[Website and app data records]

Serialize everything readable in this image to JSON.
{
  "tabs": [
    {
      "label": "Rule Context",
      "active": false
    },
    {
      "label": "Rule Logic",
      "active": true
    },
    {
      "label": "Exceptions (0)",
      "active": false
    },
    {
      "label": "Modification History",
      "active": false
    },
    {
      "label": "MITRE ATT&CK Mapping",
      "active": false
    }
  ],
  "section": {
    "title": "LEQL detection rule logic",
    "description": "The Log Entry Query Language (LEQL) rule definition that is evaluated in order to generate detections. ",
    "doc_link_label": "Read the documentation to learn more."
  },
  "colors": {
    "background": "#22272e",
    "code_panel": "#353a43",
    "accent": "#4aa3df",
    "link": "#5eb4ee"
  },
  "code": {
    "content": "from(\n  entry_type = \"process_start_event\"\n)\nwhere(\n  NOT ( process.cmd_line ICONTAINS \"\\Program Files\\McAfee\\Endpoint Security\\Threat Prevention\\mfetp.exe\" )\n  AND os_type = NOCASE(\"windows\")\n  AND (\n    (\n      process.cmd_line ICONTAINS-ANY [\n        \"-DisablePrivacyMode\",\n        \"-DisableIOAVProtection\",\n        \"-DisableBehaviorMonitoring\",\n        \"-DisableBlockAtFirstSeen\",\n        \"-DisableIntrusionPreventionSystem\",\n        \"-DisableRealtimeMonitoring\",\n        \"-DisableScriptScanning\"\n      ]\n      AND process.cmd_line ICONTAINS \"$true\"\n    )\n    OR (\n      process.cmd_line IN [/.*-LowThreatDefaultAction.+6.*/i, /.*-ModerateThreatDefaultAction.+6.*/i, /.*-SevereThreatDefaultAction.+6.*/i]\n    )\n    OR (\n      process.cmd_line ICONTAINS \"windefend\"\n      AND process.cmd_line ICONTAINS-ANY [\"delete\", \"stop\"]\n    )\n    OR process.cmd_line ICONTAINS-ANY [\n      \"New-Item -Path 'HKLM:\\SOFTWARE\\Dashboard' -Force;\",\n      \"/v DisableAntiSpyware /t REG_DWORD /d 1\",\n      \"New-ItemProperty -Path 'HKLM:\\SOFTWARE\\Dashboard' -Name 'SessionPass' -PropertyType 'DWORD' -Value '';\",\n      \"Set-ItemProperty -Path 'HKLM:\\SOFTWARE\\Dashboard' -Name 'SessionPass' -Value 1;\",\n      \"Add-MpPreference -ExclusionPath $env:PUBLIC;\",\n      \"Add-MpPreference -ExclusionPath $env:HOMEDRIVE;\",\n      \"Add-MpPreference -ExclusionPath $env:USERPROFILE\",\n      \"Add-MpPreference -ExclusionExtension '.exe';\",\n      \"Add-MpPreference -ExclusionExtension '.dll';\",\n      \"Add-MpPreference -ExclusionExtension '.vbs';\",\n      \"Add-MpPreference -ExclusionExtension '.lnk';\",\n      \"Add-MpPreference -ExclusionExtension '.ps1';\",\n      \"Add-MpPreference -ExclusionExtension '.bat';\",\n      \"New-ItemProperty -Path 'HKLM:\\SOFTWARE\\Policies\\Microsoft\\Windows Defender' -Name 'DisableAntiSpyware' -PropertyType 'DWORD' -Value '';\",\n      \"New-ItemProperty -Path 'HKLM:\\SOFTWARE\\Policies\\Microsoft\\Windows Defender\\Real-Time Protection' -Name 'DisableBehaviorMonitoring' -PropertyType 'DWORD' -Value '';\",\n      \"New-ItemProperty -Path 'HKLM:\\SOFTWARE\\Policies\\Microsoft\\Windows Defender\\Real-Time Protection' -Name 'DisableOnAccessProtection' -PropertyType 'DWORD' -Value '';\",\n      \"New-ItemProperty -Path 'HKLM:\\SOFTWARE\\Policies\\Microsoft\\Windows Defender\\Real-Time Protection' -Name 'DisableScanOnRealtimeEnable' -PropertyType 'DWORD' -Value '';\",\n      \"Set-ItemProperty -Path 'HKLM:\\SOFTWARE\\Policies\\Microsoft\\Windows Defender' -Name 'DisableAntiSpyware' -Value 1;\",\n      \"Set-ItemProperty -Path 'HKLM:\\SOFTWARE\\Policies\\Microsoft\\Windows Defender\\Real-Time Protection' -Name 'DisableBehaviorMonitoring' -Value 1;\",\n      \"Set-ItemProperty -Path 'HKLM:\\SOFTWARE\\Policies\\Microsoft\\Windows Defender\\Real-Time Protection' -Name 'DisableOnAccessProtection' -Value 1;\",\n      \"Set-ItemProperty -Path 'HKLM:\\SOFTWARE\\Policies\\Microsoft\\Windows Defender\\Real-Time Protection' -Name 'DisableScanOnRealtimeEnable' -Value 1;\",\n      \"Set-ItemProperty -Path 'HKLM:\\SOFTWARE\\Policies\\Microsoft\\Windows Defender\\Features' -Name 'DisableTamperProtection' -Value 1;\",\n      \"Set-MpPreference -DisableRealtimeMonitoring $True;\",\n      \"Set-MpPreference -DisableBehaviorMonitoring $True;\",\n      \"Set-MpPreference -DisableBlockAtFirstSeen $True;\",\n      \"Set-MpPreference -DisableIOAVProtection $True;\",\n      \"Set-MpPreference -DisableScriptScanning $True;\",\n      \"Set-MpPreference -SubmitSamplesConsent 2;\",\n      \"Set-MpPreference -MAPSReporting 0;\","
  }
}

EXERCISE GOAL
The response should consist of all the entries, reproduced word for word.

ANSWER TO THIS PROBLEM
Serialize everything readable in this image to JSON.
{
  "tabs": [
    {
      "label": "Rule Context",
      "active": false
    },
    {
      "label": "Rule Logic",
      "active": true
    },
    {
      "label": "Exceptions (0)",
      "active": false
    },
    {
      "label": "Modification History",
      "active": false
    },
    {
      "label": "MITRE ATT&CK Mapping",
      "active": false
    }
  ],
  "section": {
    "title": "LEQL detection rule logic",
    "description": "The Log Entry Query Language (LEQL) rule definition that is evaluated in order to generate detections. ",
    "doc_link_label": "Read the documentation to learn more."
  },
  "colors": {
    "background": "#22272e",
    "code_panel": "#353a43",
    "accent": "#4aa3df",
    "link": "#5eb4ee"
  },
  "code": {
    "content": "from(\n  entry_type = \"process_start_event\"\n)\nwhere(\n  NOT ( process.cmd_line ICONTAINS \"\\Program Files\\McAfee\\Endpoint Security\\Threat Prevention\\mfetp.exe\" )\n  AND os_type = NOCASE(\"windows\")\n  AND (\n    (\n      process.cmd_line ICONTAINS-ANY [\n        \"-DisablePrivacyMode\",\n        \"-DisableIOAVProtection\",\n        \"-DisableBehaviorMonitoring\",\n        \"-DisableBlockAtFirstSeen\",\n        \"-DisableIntrusionPreventionSystem\",\n        \"-DisableRealtimeMonitoring\",\n        \"-DisableScriptScanning\"\n      ]\n      AND process.cmd_line ICONTAINS \"$true\"\n    )\n    OR (\n      process.cmd_line IN [/.*-LowThreatDefaultAction.+6.*/i, /.*-ModerateThreatDefaultAction.+6.*/i, /.*-SevereThreatDefaultAction.+6.*/i]\n    )\n    OR (\n      process.cmd_line ICONTAINS \"windefend\"\n      AND process.cmd_line ICONTAINS-ANY [\"delete\", \"stop\"]\n    )\n    OR process.cmd_line ICONTAINS-ANY [\n      \"New-Item -Path 'HKLM:\\SOFTWARE\\Dashboard' -Force;\",\n      \"/v DisableAntiSpyware /t REG_DWORD /d 1\",\n      \"New-ItemProperty -Path 'HKLM:\\SOFTWARE\\Dashboard' -Name 'SessionPass' -PropertyType 'DWORD' -Value '';\",\n      \"Set-ItemProperty -Path 'HKLM:\\SOFTWARE\\Dashboard' -Name 'SessionPass' -Value 1;\",\n      \"Add-MpPreference -ExclusionPath $env:PUBLIC;\",\n      \"Add-MpPreference -ExclusionPath $env:HOMEDRIVE;\",\n      \"Add-MpPreference -ExclusionPath $env:USERPROFILE\",\n      \"Add-MpPreference -ExclusionExtension '.exe';\",\n      \"Add-MpPreference -ExclusionExtension '.dll';\",\n      \"Add-MpPreference -ExclusionExtension '.vbs';\",\n      \"Add-MpPreference -ExclusionExtension '.lnk';\",\n      \"Add-MpPreference -ExclusionExtension '.ps1';\",\n      \"Add-MpPreference -ExclusionExtension '.bat';\",\n      \"New-ItemProperty -Path 'HKLM:\\SOFTWARE\\Policies\\Microsoft\\Windows Defender' -Name 'DisableAntiSpyware' -PropertyType 'DWORD' -Value '';\",\n      \"New-ItemProperty -Path 'HKLM:\\SOFTWARE\\Policies\\Microsoft\\Windows Defender\\Real-Time Protection' -Name 'DisableBehaviorMonitoring' -PropertyType 'DWORD' -Value '';\",\n      \"New-ItemProperty -Path 'HKLM:\\SOFTWARE\\Policies\\Microsoft\\Windows Defender\\Real-Time Protection' -Name 'DisableOnAccessProtection' -PropertyType 'DWORD' -Value '';\",\n      \"New-ItemProperty -Path 'HKLM:\\SOFTWARE\\Policies\\Microsoft\\Windows Defender\\Real-Time Protection' -Name 'DisableScanOnRealtimeEnable' -PropertyType 'DWORD' -Value '';\",\n      \"Set-ItemProperty -Path 'HKLM:\\SOFTWARE\\Policies\\Microsoft\\Windows Defender' -Name 'DisableAntiSpyware' -Value 1;\",\n      \"Set-ItemProperty -Path 'HKLM:\\SOFTWARE\\Policies\\Microsoft\\Windows Defender\\Real-Time Protection' -Name 'DisableBehaviorMonitoring' -Value 1;\",\n      \"Set-ItemProperty -Path 'HKLM:\\SOFTWARE\\Policies\\Microsoft\\Windows Defender\\Real-Time Protection' -Name 'DisableOnAccessProtection' -Value 1;\",\n      \"Set-ItemProperty -Path 'HKLM:\\SOFTWARE\\Policies\\Microsoft\\Windows Defender\\Real-Time Protection' -Name 'DisableScanOnRealtimeEnable' -Value 1;\",\n      \"Set-ItemProperty -Path 'HKLM:\\SOFTWARE\\Policies\\Microsoft\\Windows Defender\\Features' -Name 'DisableTamperProtection' -Value 1;\",\n      \"Set-MpPreference -DisableRealtimeMonitoring $True;\",\n      \"Set-MpPreference -DisableBehaviorMonitoring $True;\",\n      \"Set-MpPreference -DisableBlockAtFirstSeen $True;\",\n      \"Set-MpPreference -DisableIOAVProtection $True;\",\n      \"Set-MpPreference -DisableScriptScanning $True;\",\n      \"Set-MpPreference -SubmitSamplesConsent 2;\",\n      \"Set-MpPreference -MAPSReporting 0;\","
  }
}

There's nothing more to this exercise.